**Available data:**
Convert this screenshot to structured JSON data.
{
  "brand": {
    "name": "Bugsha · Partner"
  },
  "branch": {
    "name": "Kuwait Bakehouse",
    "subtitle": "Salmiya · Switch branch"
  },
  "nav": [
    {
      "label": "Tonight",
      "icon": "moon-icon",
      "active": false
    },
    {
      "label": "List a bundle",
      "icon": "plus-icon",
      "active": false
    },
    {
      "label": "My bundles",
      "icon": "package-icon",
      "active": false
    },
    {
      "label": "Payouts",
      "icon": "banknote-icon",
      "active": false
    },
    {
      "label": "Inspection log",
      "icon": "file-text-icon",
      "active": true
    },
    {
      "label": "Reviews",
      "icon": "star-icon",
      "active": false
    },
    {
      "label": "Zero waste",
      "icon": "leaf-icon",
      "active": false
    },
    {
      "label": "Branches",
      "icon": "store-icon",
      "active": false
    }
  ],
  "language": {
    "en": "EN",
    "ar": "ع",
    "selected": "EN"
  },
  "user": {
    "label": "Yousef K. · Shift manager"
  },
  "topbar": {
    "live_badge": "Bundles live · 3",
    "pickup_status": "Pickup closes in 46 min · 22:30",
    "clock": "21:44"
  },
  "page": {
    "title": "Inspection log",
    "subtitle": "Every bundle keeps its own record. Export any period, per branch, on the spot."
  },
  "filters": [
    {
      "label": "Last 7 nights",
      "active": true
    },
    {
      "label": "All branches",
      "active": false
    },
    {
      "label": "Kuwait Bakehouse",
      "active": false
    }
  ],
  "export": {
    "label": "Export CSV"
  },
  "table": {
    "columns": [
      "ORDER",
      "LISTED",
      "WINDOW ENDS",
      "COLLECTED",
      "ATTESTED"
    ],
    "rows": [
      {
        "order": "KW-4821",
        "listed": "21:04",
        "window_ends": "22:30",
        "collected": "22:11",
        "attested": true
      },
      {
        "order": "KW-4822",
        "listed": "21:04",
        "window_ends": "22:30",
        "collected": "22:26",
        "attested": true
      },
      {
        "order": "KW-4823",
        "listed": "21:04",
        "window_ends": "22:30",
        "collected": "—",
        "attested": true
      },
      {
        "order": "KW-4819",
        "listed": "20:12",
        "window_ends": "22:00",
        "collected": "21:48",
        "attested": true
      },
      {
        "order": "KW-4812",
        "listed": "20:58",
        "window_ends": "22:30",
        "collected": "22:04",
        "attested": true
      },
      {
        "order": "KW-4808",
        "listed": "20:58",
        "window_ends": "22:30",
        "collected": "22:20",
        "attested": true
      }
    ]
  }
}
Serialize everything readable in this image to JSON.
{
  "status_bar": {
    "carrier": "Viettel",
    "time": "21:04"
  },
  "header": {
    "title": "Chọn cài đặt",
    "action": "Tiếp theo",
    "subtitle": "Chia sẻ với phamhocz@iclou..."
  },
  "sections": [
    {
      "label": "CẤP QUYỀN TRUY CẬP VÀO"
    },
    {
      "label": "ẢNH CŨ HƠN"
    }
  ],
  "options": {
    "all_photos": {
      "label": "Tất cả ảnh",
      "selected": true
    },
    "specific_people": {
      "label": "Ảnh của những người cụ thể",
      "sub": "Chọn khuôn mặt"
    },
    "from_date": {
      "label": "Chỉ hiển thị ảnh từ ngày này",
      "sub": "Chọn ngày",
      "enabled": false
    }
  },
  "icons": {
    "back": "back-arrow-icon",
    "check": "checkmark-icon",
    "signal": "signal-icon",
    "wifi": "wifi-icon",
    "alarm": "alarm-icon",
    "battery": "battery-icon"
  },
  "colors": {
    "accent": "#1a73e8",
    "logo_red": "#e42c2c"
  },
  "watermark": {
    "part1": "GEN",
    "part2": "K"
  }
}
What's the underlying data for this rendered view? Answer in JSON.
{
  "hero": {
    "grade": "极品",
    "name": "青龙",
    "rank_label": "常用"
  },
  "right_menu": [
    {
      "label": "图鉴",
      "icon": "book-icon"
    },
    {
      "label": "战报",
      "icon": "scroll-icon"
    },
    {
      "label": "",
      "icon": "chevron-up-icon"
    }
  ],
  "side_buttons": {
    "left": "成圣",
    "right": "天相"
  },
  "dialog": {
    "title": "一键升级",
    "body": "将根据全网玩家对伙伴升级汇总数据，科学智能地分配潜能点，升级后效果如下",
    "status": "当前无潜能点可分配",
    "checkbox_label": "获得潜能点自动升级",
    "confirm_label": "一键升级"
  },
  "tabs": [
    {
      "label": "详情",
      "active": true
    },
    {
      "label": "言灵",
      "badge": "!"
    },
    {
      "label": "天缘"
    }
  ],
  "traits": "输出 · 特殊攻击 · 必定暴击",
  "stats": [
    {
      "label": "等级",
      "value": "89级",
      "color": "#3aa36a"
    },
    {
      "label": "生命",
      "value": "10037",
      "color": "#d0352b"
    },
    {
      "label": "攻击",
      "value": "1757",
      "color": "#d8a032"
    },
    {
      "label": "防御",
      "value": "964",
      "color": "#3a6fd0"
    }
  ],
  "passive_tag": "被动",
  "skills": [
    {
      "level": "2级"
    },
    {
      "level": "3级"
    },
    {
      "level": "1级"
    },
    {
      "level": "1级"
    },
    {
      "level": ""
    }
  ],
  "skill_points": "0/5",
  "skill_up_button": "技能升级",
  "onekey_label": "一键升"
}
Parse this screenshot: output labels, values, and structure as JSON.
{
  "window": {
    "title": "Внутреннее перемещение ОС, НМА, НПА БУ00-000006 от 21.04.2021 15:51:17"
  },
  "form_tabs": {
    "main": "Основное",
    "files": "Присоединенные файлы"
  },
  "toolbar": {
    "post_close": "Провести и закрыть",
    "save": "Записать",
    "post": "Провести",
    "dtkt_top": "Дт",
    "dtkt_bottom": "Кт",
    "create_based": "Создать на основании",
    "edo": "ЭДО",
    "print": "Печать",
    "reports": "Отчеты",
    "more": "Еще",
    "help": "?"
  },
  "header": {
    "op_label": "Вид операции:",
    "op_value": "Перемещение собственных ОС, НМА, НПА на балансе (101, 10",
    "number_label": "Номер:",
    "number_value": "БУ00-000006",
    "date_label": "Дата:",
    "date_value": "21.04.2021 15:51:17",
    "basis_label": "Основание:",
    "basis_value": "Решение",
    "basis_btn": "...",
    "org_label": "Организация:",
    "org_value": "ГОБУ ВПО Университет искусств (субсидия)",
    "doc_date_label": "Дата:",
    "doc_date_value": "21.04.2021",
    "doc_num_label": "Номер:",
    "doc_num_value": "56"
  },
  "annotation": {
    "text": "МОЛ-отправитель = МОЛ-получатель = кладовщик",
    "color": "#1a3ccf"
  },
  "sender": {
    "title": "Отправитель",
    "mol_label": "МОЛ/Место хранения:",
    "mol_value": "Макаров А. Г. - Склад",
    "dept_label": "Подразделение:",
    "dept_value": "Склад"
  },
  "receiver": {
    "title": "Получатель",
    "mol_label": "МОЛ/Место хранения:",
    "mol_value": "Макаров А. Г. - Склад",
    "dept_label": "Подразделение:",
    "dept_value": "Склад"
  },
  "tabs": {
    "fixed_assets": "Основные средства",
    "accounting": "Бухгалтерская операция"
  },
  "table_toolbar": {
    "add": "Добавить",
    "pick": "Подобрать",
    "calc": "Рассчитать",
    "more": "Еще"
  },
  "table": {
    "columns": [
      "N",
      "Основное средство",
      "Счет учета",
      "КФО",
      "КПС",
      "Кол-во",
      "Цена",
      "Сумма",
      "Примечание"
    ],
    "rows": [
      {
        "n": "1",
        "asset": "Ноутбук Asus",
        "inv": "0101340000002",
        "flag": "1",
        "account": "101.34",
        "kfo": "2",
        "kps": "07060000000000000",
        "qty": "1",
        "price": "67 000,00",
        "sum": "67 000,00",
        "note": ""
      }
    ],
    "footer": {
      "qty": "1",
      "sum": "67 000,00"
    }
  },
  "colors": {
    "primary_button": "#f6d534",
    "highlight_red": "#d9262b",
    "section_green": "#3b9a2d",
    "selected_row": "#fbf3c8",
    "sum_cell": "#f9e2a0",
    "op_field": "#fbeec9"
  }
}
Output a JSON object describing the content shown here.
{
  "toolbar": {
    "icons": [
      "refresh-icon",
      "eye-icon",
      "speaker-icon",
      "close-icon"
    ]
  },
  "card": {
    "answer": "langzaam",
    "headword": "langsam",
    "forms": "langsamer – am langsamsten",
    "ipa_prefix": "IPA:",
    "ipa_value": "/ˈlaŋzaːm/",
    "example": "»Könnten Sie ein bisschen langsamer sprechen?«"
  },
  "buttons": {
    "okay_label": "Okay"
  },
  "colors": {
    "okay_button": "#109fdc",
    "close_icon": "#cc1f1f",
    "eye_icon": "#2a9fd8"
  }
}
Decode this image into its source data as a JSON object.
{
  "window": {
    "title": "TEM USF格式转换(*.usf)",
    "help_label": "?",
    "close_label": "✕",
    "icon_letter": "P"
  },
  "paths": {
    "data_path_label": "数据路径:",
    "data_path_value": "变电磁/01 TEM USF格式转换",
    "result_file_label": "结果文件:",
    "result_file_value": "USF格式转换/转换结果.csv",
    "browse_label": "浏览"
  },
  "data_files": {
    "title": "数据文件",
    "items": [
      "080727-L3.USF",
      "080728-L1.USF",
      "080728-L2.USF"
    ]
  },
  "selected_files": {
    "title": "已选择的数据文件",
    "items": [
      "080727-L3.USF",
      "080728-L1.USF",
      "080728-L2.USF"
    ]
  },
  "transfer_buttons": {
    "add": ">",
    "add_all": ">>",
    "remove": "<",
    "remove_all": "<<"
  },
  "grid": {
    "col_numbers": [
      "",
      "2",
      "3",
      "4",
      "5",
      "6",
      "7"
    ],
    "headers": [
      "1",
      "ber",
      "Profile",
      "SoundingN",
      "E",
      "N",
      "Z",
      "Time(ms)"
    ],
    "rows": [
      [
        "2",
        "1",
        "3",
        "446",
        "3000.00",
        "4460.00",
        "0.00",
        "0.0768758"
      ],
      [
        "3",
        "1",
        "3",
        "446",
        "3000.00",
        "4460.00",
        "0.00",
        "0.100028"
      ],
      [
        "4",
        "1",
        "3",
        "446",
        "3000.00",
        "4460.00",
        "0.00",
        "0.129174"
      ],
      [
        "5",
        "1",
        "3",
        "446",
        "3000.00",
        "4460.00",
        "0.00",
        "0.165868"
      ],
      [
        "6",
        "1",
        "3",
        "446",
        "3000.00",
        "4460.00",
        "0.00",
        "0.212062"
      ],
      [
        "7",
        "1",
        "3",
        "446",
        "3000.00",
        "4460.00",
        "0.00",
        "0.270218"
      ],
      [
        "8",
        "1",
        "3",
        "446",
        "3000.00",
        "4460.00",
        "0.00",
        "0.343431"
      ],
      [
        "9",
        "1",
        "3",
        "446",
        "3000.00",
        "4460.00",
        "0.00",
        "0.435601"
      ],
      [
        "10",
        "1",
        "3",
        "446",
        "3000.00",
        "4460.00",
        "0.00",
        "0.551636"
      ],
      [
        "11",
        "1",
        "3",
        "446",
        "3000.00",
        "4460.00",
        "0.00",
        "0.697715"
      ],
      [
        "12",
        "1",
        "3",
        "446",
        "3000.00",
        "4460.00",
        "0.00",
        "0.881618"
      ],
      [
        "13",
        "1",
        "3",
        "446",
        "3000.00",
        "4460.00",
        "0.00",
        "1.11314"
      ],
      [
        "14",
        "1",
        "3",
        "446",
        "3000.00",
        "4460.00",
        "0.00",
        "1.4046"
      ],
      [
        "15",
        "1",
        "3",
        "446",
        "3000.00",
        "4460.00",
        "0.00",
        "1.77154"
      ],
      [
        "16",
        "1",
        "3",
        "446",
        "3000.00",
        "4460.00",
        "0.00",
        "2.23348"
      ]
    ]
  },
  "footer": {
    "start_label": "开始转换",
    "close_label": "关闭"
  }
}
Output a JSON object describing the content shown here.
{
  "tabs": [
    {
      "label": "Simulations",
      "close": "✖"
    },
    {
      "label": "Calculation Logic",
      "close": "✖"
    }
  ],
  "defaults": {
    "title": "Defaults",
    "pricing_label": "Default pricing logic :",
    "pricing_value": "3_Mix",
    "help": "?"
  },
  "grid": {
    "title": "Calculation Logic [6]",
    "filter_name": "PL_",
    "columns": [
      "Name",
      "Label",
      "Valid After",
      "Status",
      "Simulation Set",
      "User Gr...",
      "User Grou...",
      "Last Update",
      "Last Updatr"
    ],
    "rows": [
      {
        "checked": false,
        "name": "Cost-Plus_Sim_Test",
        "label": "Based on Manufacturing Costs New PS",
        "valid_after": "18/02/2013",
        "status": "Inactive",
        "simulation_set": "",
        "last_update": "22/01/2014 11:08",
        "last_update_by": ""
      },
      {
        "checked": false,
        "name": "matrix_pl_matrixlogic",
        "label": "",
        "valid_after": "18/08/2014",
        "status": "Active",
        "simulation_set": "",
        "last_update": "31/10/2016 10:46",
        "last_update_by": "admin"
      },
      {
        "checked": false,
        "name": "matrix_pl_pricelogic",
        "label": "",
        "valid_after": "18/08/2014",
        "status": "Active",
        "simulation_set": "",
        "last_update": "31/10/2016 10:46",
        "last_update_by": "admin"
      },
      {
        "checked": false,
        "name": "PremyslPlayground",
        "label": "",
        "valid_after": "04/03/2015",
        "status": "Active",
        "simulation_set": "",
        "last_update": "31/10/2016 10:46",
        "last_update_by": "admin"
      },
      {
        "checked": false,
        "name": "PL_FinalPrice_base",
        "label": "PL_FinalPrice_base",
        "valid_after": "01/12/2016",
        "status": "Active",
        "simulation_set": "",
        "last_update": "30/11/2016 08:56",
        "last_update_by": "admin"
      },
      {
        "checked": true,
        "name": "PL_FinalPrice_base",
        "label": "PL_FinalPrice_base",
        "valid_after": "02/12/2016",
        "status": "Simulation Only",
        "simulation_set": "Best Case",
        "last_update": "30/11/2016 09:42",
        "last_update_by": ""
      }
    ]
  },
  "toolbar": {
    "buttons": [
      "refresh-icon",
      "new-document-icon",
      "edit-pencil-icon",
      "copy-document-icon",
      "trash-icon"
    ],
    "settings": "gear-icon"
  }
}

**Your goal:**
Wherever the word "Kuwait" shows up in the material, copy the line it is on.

**Answer for this exercise:**
    "name": "Kuwait Bakehouse",
      "label": "Kuwait Bakehouse",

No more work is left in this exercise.